Walking is good for you. And as someone who ruptured his Achilles a couple months ago, I look forward to doing it again soon. But for those bipeds who aren’t slowed by injury, walking is not only healthy and environmentally responsible, it’s the best way to really and truly investigate a place you’re visiting. When you’re walking, you pick up the vibe of a place and can get lost (in a good way) in little out of the way nooks and crannies.

So, with that in mind, let’s start talking about walking. Here are seven of the most walkable cities outside the United States:
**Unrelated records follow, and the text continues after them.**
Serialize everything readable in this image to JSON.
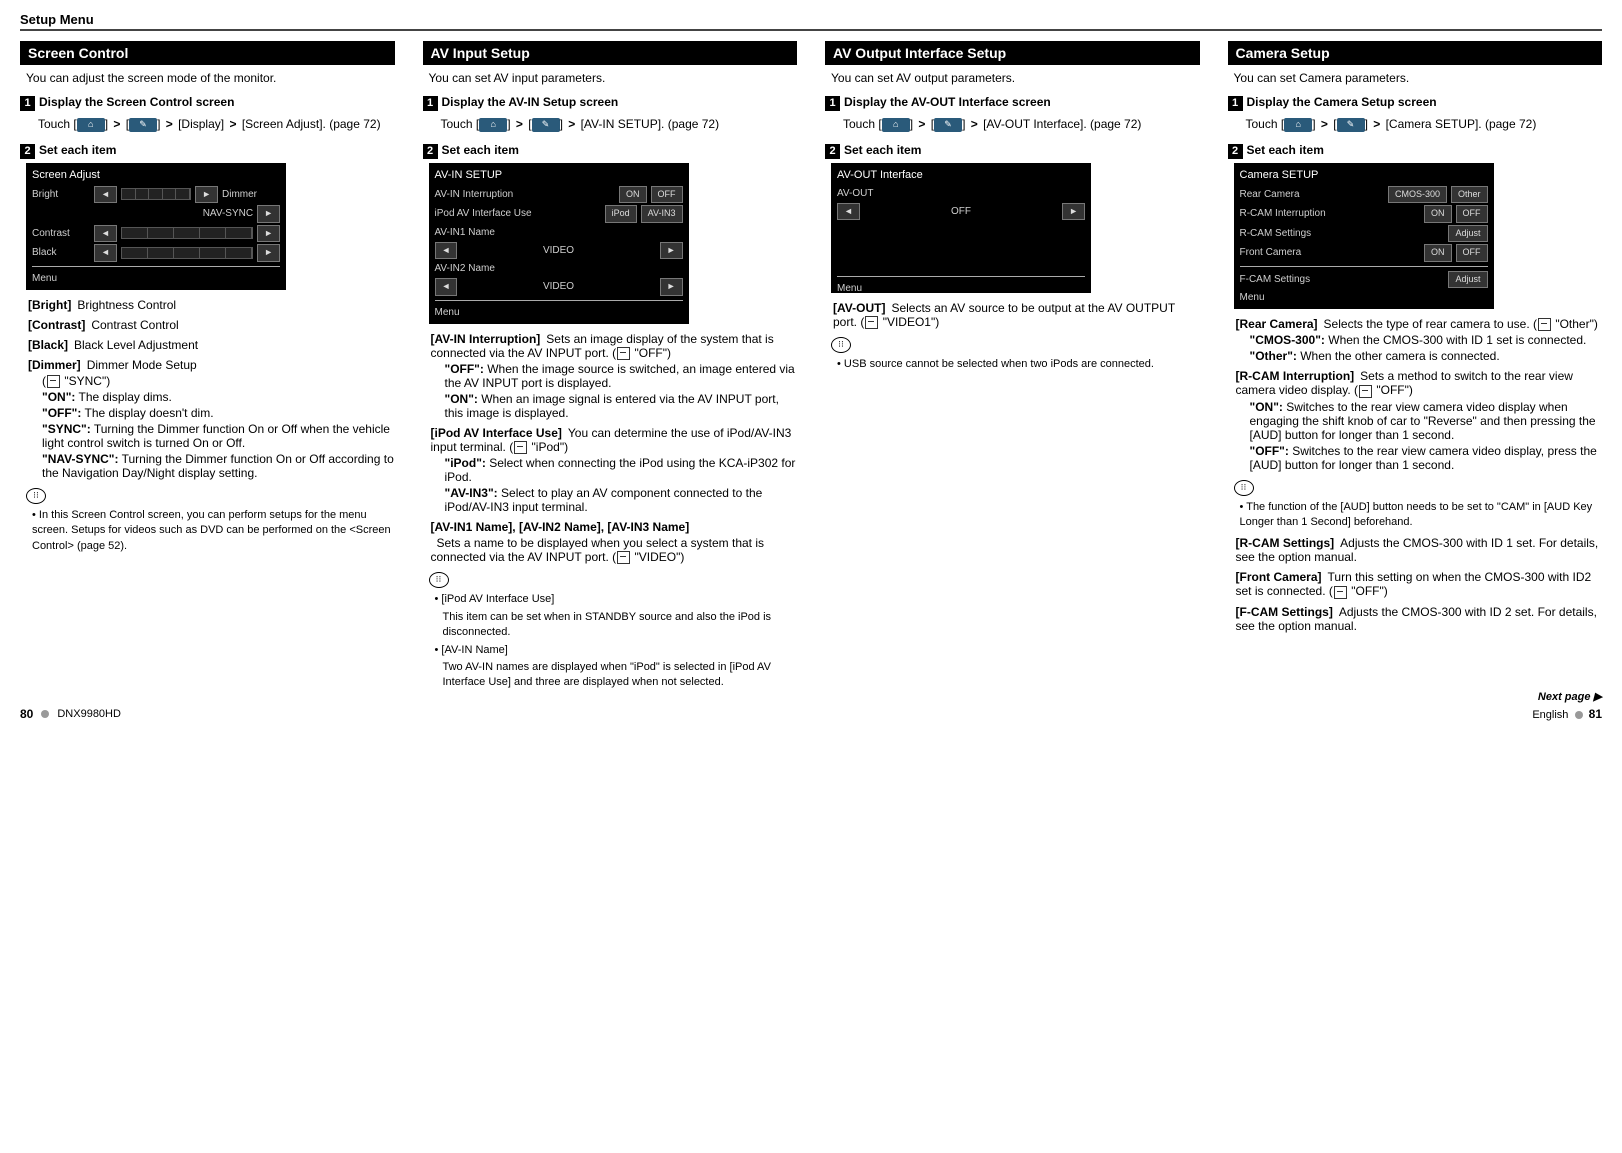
{
  "header": {
    "title": "Setup Menu"
  },
  "col1": {
    "heading": "Screen Control",
    "intro": "You can adjust the screen mode of the monitor.",
    "step1_label": "Display the Screen Control screen",
    "touch_pre": "Touch [",
    "touch_mid": "] ",
    "display": "[Display]",
    "screen_adjust": "[Screen Adjust]. (page 72)",
    "step2_label": "Set each item",
    "img": {
      "title": "Screen Adjust",
      "bright": "Bright",
      "dimmer": "Dimmer",
      "nav": "NAV-SYNC",
      "contrast": "Contrast",
      "black": "Black",
      "menu": "Menu"
    },
    "defs": {
      "bright_t": "[Bright]",
      "bright_d": "Brightness Control",
      "contrast_t": "[Contrast]",
      "contrast_d": "Contrast Control",
      "black_t": "[Black]",
      "black_d": "Black Level Adjustment",
      "dimmer_t": "[Dimmer]",
      "dimmer_d": "Dimmer Mode Setup",
      "dimmer_default": "\"SYNC\")",
      "on_k": "\"ON\":",
      "on_v": "The display dims.",
      "off_k": "\"OFF\":",
      "off_v": "The display doesn't dim.",
      "sync_k": "\"SYNC\":",
      "sync_v": "Turning the Dimmer function On or Off when the vehicle light control switch is turned On or Off.",
      "nav_k": "\"NAV-SYNC\":",
      "nav_v": "Turning the Dimmer function On or Off according to the Navigation Day/Night display setting."
    },
    "note": "In this Screen Control screen, you can perform setups for the menu screen. Setups for videos such as DVD can be performed on the <Screen Control> (page 52)."
  },
  "col2": {
    "heading": "AV Input Setup",
    "intro": "You can set AV input parameters.",
    "step1_label": "Display the AV-IN Setup screen",
    "touch_tail": "[AV-IN SETUP]. (page 72)",
    "step2_label": "Set each item",
    "img": {
      "title": "AV-IN SETUP",
      "l1": "AV-IN Interruption",
      "on": "ON",
      "off": "OFF",
      "l2": "iPod AV Interface Use",
      "ipod": "iPod",
      "avin3": "AV-IN3",
      "l3": "AV-IN1 Name",
      "video": "VIDEO",
      "l4": "AV-IN2 Name",
      "menu": "Menu"
    },
    "defs": {
      "int_t": "[AV-IN Interruption]",
      "int_d": "Sets an image display of the system that is connected via the AV INPUT port. (",
      "int_def": "\"OFF\")",
      "int_off_k": "\"OFF\":",
      "int_off_v": "When the image source is switched, an image entered via the AV INPUT port is displayed.",
      "int_on_k": "\"ON\":",
      "int_on_v": "When an image signal is entered via the AV INPUT port, this image is displayed.",
      "use_t": "[iPod AV Interface Use]",
      "use_d": "You can determine the use of iPod/AV-IN3 input terminal. (",
      "use_def": "\"iPod\")",
      "use_ipod_k": "\"iPod\":",
      "use_ipod_v": "Select when connecting the iPod using the KCA-iP302 for iPod.",
      "use_av3_k": "\"AV-IN3\":",
      "use_av3_v": "Select to play an AV component connected to the iPod/AV-IN3 input terminal.",
      "name_t": "[AV-IN1 Name], [AV-IN2 Name], [AV-IN3 Name]",
      "name_d": "Sets a name to be displayed when you select a system that is connected via the AV INPUT port. (",
      "name_def": "\"VIDEO\")"
    },
    "notes": {
      "n1_t": "[iPod AV Interface Use]",
      "n1_b": "This item can be set when in STANDBY source and also the iPod is disconnected.",
      "n2_t": "[AV-IN Name]",
      "n2_b": "Two AV-IN names are displayed when \"iPod\" is selected in [iPod AV Interface Use] and three are displayed when not selected."
    }
  },
  "col3": {
    "heading": "AV Output Interface Setup",
    "intro": "You can set AV output parameters.",
    "step1_label": "Display the AV-OUT Interface screen",
    "touch_tail": "[AV-OUT Interface]. (page 72)",
    "step2_label": "Set each item",
    "img": {
      "title": "AV-OUT Interface",
      "row": "AV-OUT",
      "val": "OFF",
      "menu": "Menu"
    },
    "defs": {
      "out_t": "[AV-OUT]",
      "out_d": "Selects an AV source to be output at the AV OUTPUT port. (",
      "out_def": "\"VIDEO1\")"
    },
    "note": "USB source cannot be selected when two iPods are connected."
  },
  "col4": {
    "heading": "Camera Setup",
    "intro": "You can set Camera parameters.",
    "step1_label": "Display the Camera Setup screen",
    "touch_tail": "[Camera SETUP]. (page 72)",
    "step2_label": "Set each item",
    "img": {
      "title": "Camera SETUP",
      "r1": "Rear Camera",
      "b1a": "CMOS-300",
      "b1b": "Other",
      "r2": "R-CAM Interruption",
      "on": "ON",
      "off": "OFF",
      "r3": "R-CAM Settings",
      "adj": "Adjust",
      "r4": "Front Camera",
      "r5": "F-CAM Settings",
      "menu": "Menu"
    },
    "defs": {
      "rc_t": "[Rear Camera]",
      "rc_d": "Selects the type of rear camera to use. (",
      "rc_def": "\"Other\")",
      "rc_c_k": "\"CMOS-300\":",
      "rc_c_v": "When the CMOS-300 with ID 1 set is connected.",
      "rc_o_k": "\"Other\":",
      "rc_o_v": "When the other camera is connected.",
      "ri_t": "[R-CAM Interruption]",
      "ri_d": "Sets a method to switch to the rear view camera video display. (",
      "ri_def": "\"OFF\")",
      "ri_on_k": "\"ON\":",
      "ri_on_v": "Switches to the rear view camera video display when engaging the shift knob of car to \"Reverse\" and then pressing the [AUD] button for longer than 1 second.",
      "ri_off_k": "\"OFF\":",
      "ri_off_v": "Switches to the rear view camera video display, press the [AUD] button for longer than 1 second.",
      "ri_note": "The function of the [AUD] button needs to be set to \"CAM\" in [AUD Key Longer than 1 Second] beforehand.",
      "rs_t": "[R-CAM Settings]",
      "rs_d": "Adjusts the CMOS-300 with ID 1 set. For details, see the option manual.",
      "fc_t": "[Front Camera]",
      "fc_d": "Turn this setting on when the CMOS-300 with ID2 set is connected. (",
      "fc_def": "\"OFF\")",
      "fs_t": "[F-CAM Settings]",
      "fs_d": "Adjusts the CMOS-300 with ID 2 set. For details, see the option manual."
    }
  },
  "footer": {
    "left_page": "80",
    "model": "DNX9980HD",
    "next": "Next page ▶",
    "english": "English",
    "right_page": "81"
  },
  "touch_word": "Touch ["
}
  • London, England. This summer’s busiest destination is great for pedestrians. With the Queen’s jubilee celebration and the upcoming Olympic Games, London is on everyone’s mind this summer.  London has a website – WalkLondon.org – to help you pick “strategic routes” for your stroll through the City. Travelers going for the Games will want to try the Jubilee Greenway.
  • Sydney, Australia. The fact that the weather is glorious most of the time helps, but a stroll around Sydney can take you on a loop from the famous Harbour through the Botanical Gardens to the Rocks. Or you can walk along the eastern shoreline from Bondi Beach to Bronte.
  • Melbourne, Australia. Staying Down Under, Melbourne is a place rich in culture criss-crossed with biking and walking paths. Go for a two-mile walk along “The Tan” – The Royal Botanical Gardens.
  • Munich, Germany. The center of Munich is very pedestrian-friendly and features plenty to look at on a sightseeing tour – spectacular architecture, huge parks and great shopping. If you take a stroll through the English Garden, just beware of nude sunbathers.
  • Edinburgh, Scotland. This city actually dates back to the Bronze Age – we’re talking cavemen stuff. But the city infrastructure goes back to medieval times, when what is now called Old Town Edinburgh was built. Predictably, with 800-year-old streets, everything is pretty close together and quite walkable. And New Town, dating back to the 1800s, is also very walkable and features more modern architecture. Walkers will want to travel the Royal Mile from Edinburgh Castle to Holyrood Place featuring great pubs, bistros and cafes.
  • Paris, France. There’s plenty to see in Paris ( as you may have heard) and what better way to see it all then walking? Strolling along the Seine River and crossing its many bridges is a must-do for any tourist. And there are plenty of gardens and parks that make for a great stroll through the City of Lights.
  • Venice, Italy. Obviously, Venice is known for its canals, but you don’t need a gondola to get around.  And in fact, the lack of cars is a major attraction for pedestrians – no chance of getting halfway across a boulevard and having to scamper for your life. Getting around the main areas of Venice is pretty straightforward – here’s one walking tour that will give you a big dollop of history.

There are dozens of other cities around the word that are often best toured on foot. Just remember to bring some decent walking shoes.

Photo by markdrasutis.

Share

About The Author

John Miller is president of ScribeWise. He is an avid traveler and web-surfing junkie. Visit www.scribewise.com.

2 Comments

  1. We agree and we have been in all of them except the two in Down Under.The Steiner’s

  2. I couldn’t agree more that walking helps you get the lay of the land. There’s just more you notice compared to driving. When I go to larger cities like these I prefer to walk when I can. Someone who walks through a city as opposed to someone who drives it can have a whole different experience.

Comments are closed.

Subscribe for Updates and News!

Join our email list to receive the latest in healthy travel news, trends and issues.

You have Successfully Subscribed!

Close